* Exercise objective
Would you print the records as they stand, down to the last character?

Records from a dataset:
··········
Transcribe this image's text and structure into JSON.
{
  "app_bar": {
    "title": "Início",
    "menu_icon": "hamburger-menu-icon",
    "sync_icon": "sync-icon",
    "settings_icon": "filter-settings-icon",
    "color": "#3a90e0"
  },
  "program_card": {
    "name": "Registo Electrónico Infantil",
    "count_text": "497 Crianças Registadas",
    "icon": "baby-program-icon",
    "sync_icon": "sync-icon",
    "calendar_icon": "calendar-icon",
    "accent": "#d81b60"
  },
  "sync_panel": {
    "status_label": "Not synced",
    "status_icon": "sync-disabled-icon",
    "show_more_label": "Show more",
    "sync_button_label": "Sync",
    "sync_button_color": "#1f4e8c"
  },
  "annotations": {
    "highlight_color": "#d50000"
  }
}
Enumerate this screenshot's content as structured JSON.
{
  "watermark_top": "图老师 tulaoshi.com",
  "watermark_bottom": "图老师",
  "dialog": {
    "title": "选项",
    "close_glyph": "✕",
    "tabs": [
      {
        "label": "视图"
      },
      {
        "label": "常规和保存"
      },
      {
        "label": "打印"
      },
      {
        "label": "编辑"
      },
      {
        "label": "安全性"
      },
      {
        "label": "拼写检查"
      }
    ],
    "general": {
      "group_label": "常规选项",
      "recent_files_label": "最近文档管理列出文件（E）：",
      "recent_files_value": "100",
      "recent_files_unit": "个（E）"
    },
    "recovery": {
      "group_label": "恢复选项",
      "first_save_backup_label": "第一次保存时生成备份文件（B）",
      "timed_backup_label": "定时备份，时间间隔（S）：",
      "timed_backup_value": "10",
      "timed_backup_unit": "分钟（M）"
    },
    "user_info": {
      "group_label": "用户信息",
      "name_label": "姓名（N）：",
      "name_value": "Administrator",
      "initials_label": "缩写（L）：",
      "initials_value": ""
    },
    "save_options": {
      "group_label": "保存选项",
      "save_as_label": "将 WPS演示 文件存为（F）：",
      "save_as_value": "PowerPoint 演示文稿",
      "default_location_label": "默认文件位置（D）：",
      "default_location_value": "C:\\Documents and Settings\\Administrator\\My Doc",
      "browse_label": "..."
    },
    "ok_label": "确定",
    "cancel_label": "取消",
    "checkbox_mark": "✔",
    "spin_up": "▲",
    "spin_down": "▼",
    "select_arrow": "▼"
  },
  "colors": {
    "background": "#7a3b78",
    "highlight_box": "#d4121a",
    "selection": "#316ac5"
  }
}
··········
* Solution to this exercise
Transcribe this image's text and structure into JSON.
{
  "app_bar": {
    "title": "Início",
    "menu_icon": "hamburger-menu-icon",
    "sync_icon": "sync-icon",
    "settings_icon": "filter-settings-icon",
    "color": "#3a90e0"
  },
  "program_card": {
    "name": "Registo Electrónico Infantil",
    "count_text": "497 Crianças Registadas",
    "icon": "baby-program-icon",
    "sync_icon": "sync-icon",
    "calendar_icon": "calendar-icon",
    "accent": "#d81b60"
  },
  "sync_panel": {
    "status_label": "Not synced",
    "status_icon": "sync-disabled-icon",
    "show_more_label": "Show more",
    "sync_button_label": "Sync",
    "sync_button_color": "#1f4e8c"
  },
  "annotations": {
    "highlight_color": "#d50000"
  }
}
Enumerate this screenshot's content as structured JSON.
{
  "watermark_top": "图老师 tulaoshi.com",
  "watermark_bottom": "图老师",
  "dialog": {
    "title": "选项",
    "close_glyph": "✕",
    "tabs": [
      {
        "label": "视图"
      },
      {
        "label": "常规和保存"
      },
      {
        "label": "打印"
      },
      {
        "label": "编辑"
      },
      {
        "label": "安全性"
      },
      {
        "label": "拼写检查"
      }
    ],
    "general": {
      "group_label": "常规选项",
      "recent_files_label": "最近文档管理列出文件（E）：",
      "recent_files_value": "100",
      "recent_files_unit": "个（E）"
    },
    "recovery": {
      "group_label": "恢复选项",
      "first_save_backup_label": "第一次保存时生成备份文件（B）",
      "timed_backup_label": "定时备份，时间间隔（S）：",
      "timed_backup_value": "10",
      "timed_backup_unit": "分钟（M）"
    },
    "user_info": {
      "group_label": "用户信息",
      "name_label": "姓名（N）：",
      "name_value": "Administrator",
      "initials_label": "缩写（L）：",
      "initials_value": ""
    },
    "save_options": {
      "group_label": "保存选项",
      "save_as_label": "将 WPS演示 文件存为（F）：",
      "save_as_value": "PowerPoint 演示文稿",
      "default_location_label": "默认文件位置（D）：",
      "default_location_value": "C:\\Documents and Settings\\Administrator\\My Doc",
      "browse_label": "..."
    },
    "ok_label": "确定",
    "cancel_label": "取消",
    "checkbox_mark": "✔",
    "spin_up": "▲",
    "spin_down": "▼",
    "select_arrow": "▼"
  },
  "colors": {
    "background": "#7a3b78",
    "highlight_box": "#d4121a",
    "selection": "#316ac5"
  }
}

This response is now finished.